Thinking about these two articles and what they mean for learning how to search, I am struck by the wedge being driven between academia and the rest of the world when it comes to how we know. For those few, those lucky few with an affiliation with a large research library, access to “high impact” literature is routine. For everyone else, it’s a question of how badly you want to know. Do you want to know so badly that you’ll pay $35.00 for every possibly relevant article? You couldn’t afford to indulge your curiosity very often at those rates.
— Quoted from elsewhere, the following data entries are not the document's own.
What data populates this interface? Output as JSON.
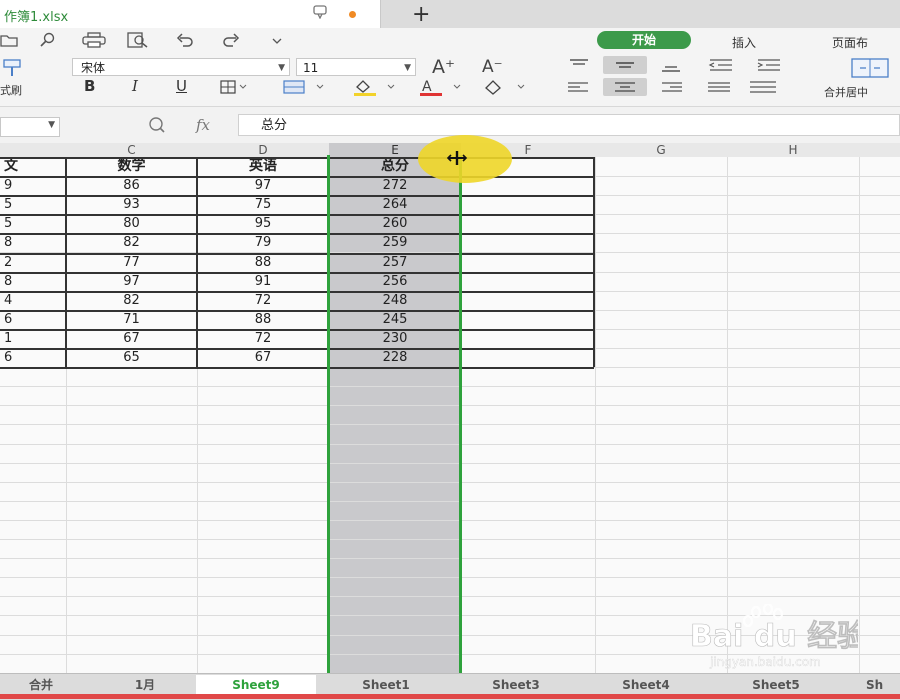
{
  "window": {
    "doc_title": "作簿1.xlsx",
    "new_tab": "+"
  },
  "ribbon": {
    "tabs": [
      "开始",
      "插入",
      "页面布"
    ],
    "font_name": "宋体",
    "font_size": "11",
    "format_painter_partial": "式刷",
    "merge_center_label": "合并居中"
  },
  "formula_bar": {
    "fx_label": "fx",
    "value": "总分"
  },
  "grid": {
    "col_headers": [
      "C",
      "D",
      "E",
      "F",
      "G",
      "H"
    ],
    "headers": [
      "文",
      "数学",
      "英语",
      "总分"
    ],
    "rows": [
      [
        "9",
        "86",
        "97",
        "272"
      ],
      [
        "5",
        "93",
        "75",
        "264"
      ],
      [
        "5",
        "80",
        "95",
        "260"
      ],
      [
        "8",
        "82",
        "79",
        "259"
      ],
      [
        "2",
        "77",
        "88",
        "257"
      ],
      [
        "8",
        "97",
        "91",
        "256"
      ],
      [
        "4",
        "82",
        "72",
        "248"
      ],
      [
        "6",
        "71",
        "88",
        "245"
      ],
      [
        "1",
        "67",
        "72",
        "230"
      ],
      [
        "6",
        "65",
        "67",
        "228"
      ]
    ]
  },
  "sheets": {
    "tabs": [
      "合并",
      "1月",
      "Sheet9",
      "Sheet1",
      "Sheet3",
      "Sheet4",
      "Sheet5",
      "Sh"
    ],
    "active": "Sheet9"
  },
  "watermark": {
    "brand": "Bai du 经验",
    "url": "jingyan.baidu.com"
  },
  "colors": {
    "accent": "#2ea23c",
    "selection": "#c9c9cc",
    "highlight": "#eed628"
  }
}
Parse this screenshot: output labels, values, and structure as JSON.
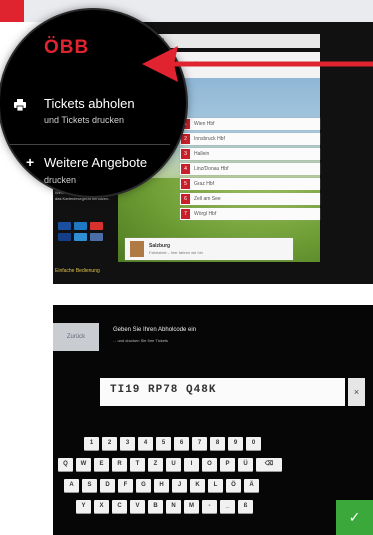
{
  "screen1": {
    "brand": "ÖBB",
    "lens": {
      "item1_title": "Tickets abholen",
      "item1_sub": "und Tickets drucken",
      "item2_title": "Weitere Angebote",
      "item2_sub": "drucken"
    },
    "header_text": "Bahnhof: Wien Hbf",
    "search_placeholder": "Reise: Ziel hier angeben",
    "stations": [
      {
        "num": "1",
        "label": "Wien Hbf"
      },
      {
        "num": "2",
        "label": "Innsbruck Hbf"
      },
      {
        "num": "3",
        "label": "Hallein"
      },
      {
        "num": "4",
        "label": "Linz/Donau Hbf"
      },
      {
        "num": "5",
        "label": "Graz Hbf"
      },
      {
        "num": "6",
        "label": "Zell am See"
      },
      {
        "num": "7",
        "label": "Wörgl Hbf"
      }
    ],
    "bottom_station": {
      "title": "Salzburg",
      "subtitle": "Fahrtziele – hier fahren wir hin"
    },
    "note": "Wenn Sie mit Karte bezahlen, bitte das Kartenlesegerät benutzen.",
    "payments": [
      {
        "name": "visa-icon",
        "color": "#1a4fa0"
      },
      {
        "name": "maestro-icon",
        "color": "#1e78c2"
      },
      {
        "name": "mastercard-icon",
        "color": "#d8322f"
      },
      {
        "name": "vpay-icon",
        "color": "#153e88"
      },
      {
        "name": "amex-icon",
        "color": "#2f8fd5"
      },
      {
        "name": "diners-icon",
        "color": "#4a6fa8"
      }
    ],
    "footer_link": "Einfache Bedienung"
  },
  "screen2": {
    "back_label": "Zurück",
    "instruction": "Geben Sie Ihren Abholcode ein",
    "instruction_sub": "... und drucken Sie Ihre Tickets",
    "code_value": "TI19 RP78 Q48K",
    "clear_label": "×",
    "ok_label": "✓",
    "keys": {
      "row1": [
        "1",
        "2",
        "3",
        "4",
        "5",
        "6",
        "7",
        "8",
        "9",
        "0"
      ],
      "row2": [
        "Q",
        "W",
        "E",
        "R",
        "T",
        "Z",
        "U",
        "I",
        "O",
        "P",
        "Ü",
        "⌫"
      ],
      "row3": [
        "A",
        "S",
        "D",
        "F",
        "G",
        "H",
        "J",
        "K",
        "L",
        "Ö",
        "Ä"
      ],
      "row4": [
        "Y",
        "X",
        "C",
        "V",
        "B",
        "N",
        "M",
        "-",
        "_",
        "ß"
      ]
    }
  },
  "colors": {
    "brand_red": "#e0242f",
    "ok_green": "#3aa83a"
  }
}
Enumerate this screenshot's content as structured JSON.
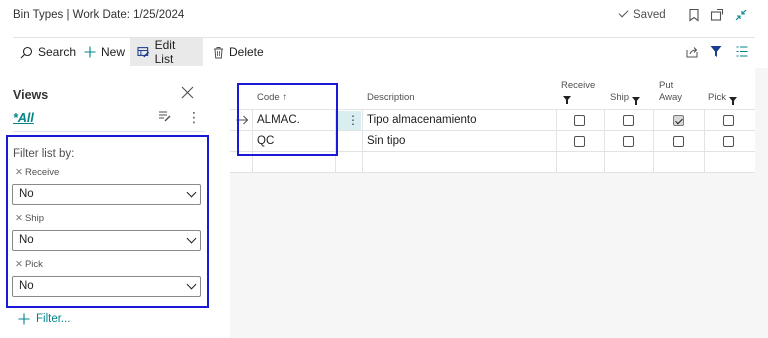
{
  "header": {
    "title": "Bin Types | Work Date: 1/25/2024",
    "saved_label": "Saved"
  },
  "actions": {
    "search": "Search",
    "new": "New",
    "edit_list": "Edit List",
    "delete": "Delete"
  },
  "views": {
    "title": "Views",
    "all_label": "*All",
    "filter_heading": "Filter list by:",
    "filters": [
      {
        "label": "Receive",
        "value": "No"
      },
      {
        "label": "Ship",
        "value": "No"
      },
      {
        "label": "Pick",
        "value": "No"
      }
    ],
    "add_filter": "Filter..."
  },
  "table": {
    "columns": {
      "code": "Code ↑",
      "description": "Description",
      "receive": "Receive",
      "ship": "Ship",
      "put_away_line1": "Put",
      "put_away_line2": "Away",
      "pick": "Pick"
    },
    "rows": [
      {
        "code": "ALMAC.",
        "description": "Tipo almacenamiento",
        "receive": false,
        "ship": false,
        "put_away": true,
        "pick": false
      },
      {
        "code": "QC",
        "description": "Sin tipo",
        "receive": false,
        "ship": false,
        "put_away": false,
        "pick": false
      }
    ]
  },
  "colors": {
    "accent": "#008489",
    "highlight_border": "#1a1ad6",
    "active_row_menu": "#d8eef0"
  },
  "icons": [
    "search-icon",
    "plus-icon",
    "edit-list-icon",
    "trash-icon",
    "bookmark-icon",
    "open-new-window-icon",
    "collapse-icon",
    "share-icon",
    "filter-icon",
    "list-view-icon",
    "close-icon",
    "edit-view-icon",
    "more-icon",
    "arrow-right-icon",
    "check-icon"
  ]
}
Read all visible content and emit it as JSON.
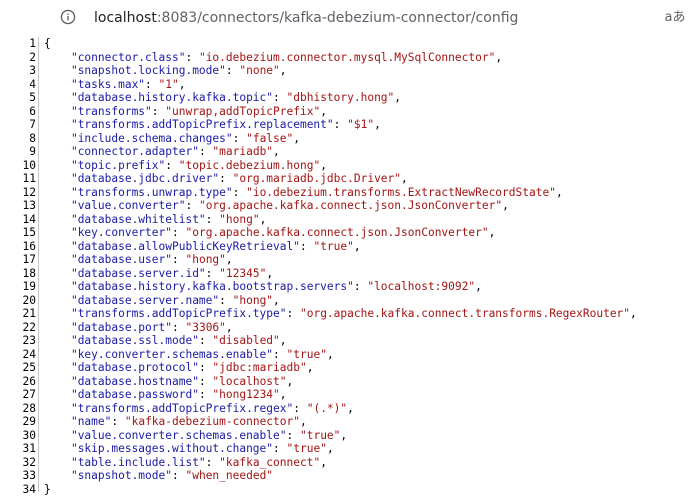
{
  "browser": {
    "url_host": "localhost",
    "url_rest": ":8083/connectors/kafka-debezium-connector/config",
    "translate_icon": "aあ"
  },
  "code": {
    "open_brace": "{",
    "close_brace": "}",
    "entries": [
      {
        "key": "\"connector.class\"",
        "value": "\"io.debezium.connector.mysql.MySqlConnector\""
      },
      {
        "key": "\"snapshot.locking.mode\"",
        "value": "\"none\""
      },
      {
        "key": "\"tasks.max\"",
        "value": "\"1\""
      },
      {
        "key": "\"database.history.kafka.topic\"",
        "value": "\"dbhistory.hong\""
      },
      {
        "key": "\"transforms\"",
        "value": "\"unwrap,addTopicPrefix\""
      },
      {
        "key": "\"transforms.addTopicPrefix.replacement\"",
        "value": "\"$1\""
      },
      {
        "key": "\"include.schema.changes\"",
        "value": "\"false\""
      },
      {
        "key": "\"connector.adapter\"",
        "value": "\"mariadb\""
      },
      {
        "key": "\"topic.prefix\"",
        "value": "\"topic.debezium.hong\""
      },
      {
        "key": "\"database.jdbc.driver\"",
        "value": "\"org.mariadb.jdbc.Driver\""
      },
      {
        "key": "\"transforms.unwrap.type\"",
        "value": "\"io.debezium.transforms.ExtractNewRecordState\""
      },
      {
        "key": "\"value.converter\"",
        "value": "\"org.apache.kafka.connect.json.JsonConverter\""
      },
      {
        "key": "\"database.whitelist\"",
        "value": "\"hong\""
      },
      {
        "key": "\"key.converter\"",
        "value": "\"org.apache.kafka.connect.json.JsonConverter\""
      },
      {
        "key": "\"database.allowPublicKeyRetrieval\"",
        "value": "\"true\""
      },
      {
        "key": "\"database.user\"",
        "value": "\"hong\""
      },
      {
        "key": "\"database.server.id\"",
        "value": "\"12345\""
      },
      {
        "key": "\"database.history.kafka.bootstrap.servers\"",
        "value": "\"localhost:9092\""
      },
      {
        "key": "\"database.server.name\"",
        "value": "\"hong\""
      },
      {
        "key": "\"transforms.addTopicPrefix.type\"",
        "value": "\"org.apache.kafka.connect.transforms.RegexRouter\""
      },
      {
        "key": "\"database.port\"",
        "value": "\"3306\""
      },
      {
        "key": "\"database.ssl.mode\"",
        "value": "\"disabled\""
      },
      {
        "key": "\"key.converter.schemas.enable\"",
        "value": "\"true\""
      },
      {
        "key": "\"database.protocol\"",
        "value": "\"jdbc:mariadb\""
      },
      {
        "key": "\"database.hostname\"",
        "value": "\"localhost\""
      },
      {
        "key": "\"database.password\"",
        "value": "\"hong1234\""
      },
      {
        "key": "\"transforms.addTopicPrefix.regex\"",
        "value": "\"(.*)\""
      },
      {
        "key": "\"name\"",
        "value": "\"kafka-debezium-connector\""
      },
      {
        "key": "\"value.converter.schemas.enable\"",
        "value": "\"true\""
      },
      {
        "key": "\"skip.messages.without.change\"",
        "value": "\"true\""
      },
      {
        "key": "\"table.include.list\"",
        "value": "\"kafka_connect\""
      },
      {
        "key": "\"snapshot.mode\"",
        "value": "\"when_needed\"",
        "last": true
      }
    ]
  },
  "colors": {
    "key": "#1a1aa6",
    "value": "#a31515"
  }
}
As this valuable research is locked up behind paywalls, a secondary knowledge market, a free market, is springing up, and Lear cites several studies that suggest younger scholars are gravitating toward that freer market. If our instruction focuses too much on how our libraries work and how to coax articles out of proprietary databases, we are guaranteeing that most of our undergraduates will be practicing a kind of research they will no longer be able to do once they graduate. For whatever reason, libraries have thrown their lot in with the kind of information that can’t be shared (how counterintuitive is that?) and then, since we want to use those expensive tools, that’s what we tend to encourage students to do.
And this brings me to the third thing that I recently read, “How Academic Libraries Annoy Academics ” by a scholar-slash-librarian in Canada. It recounts a frustrated attempt to get a book the author needed to consult while revising a manuscript. The catalog said it was on the shelf, so off he (or she) went, but it wasn’t on the shelf. After having to log onto a computer to check the call number (using a slow computer that took five minutes just to wake up and say hello) she (or he) double-checked the shelf. Nope. Not there. After reporting the problem through a “report a problem” button built into the catalog, the author returned to his (or her) office only to be met with a message saying that requests to have a book traced had to be reported in person in the library. Upon which news the frustrated author found a used copy for sale online.This is so horribly, hilariously familiar, it made me wince in sympathy.But it also made me think that these are exactly the small things, the seemingly trivial things, that can drive people to find ways around libraries.
Somehow, we need to make sure that we aren’t turning libraries into walled gardens of overpriced material only available to the few, that when we introduce undergraduates to search, we recognize that searching is not a matter of tool use but is a creative and critical part of the research process and so teach it in the context of learning language, finding connections, and looking for patterns - and that as we do all that, we don’t forget that interrupting people on their way to a source by inserting glitches and delays and thoughtless procedures makes it impossible to feel the thrill of the chase. If we can't give undergraduates a taste of that thrill, they will never develop the itch of curiosity that we hope they will take with them, an unshakable reminder of how to think for themselves productively.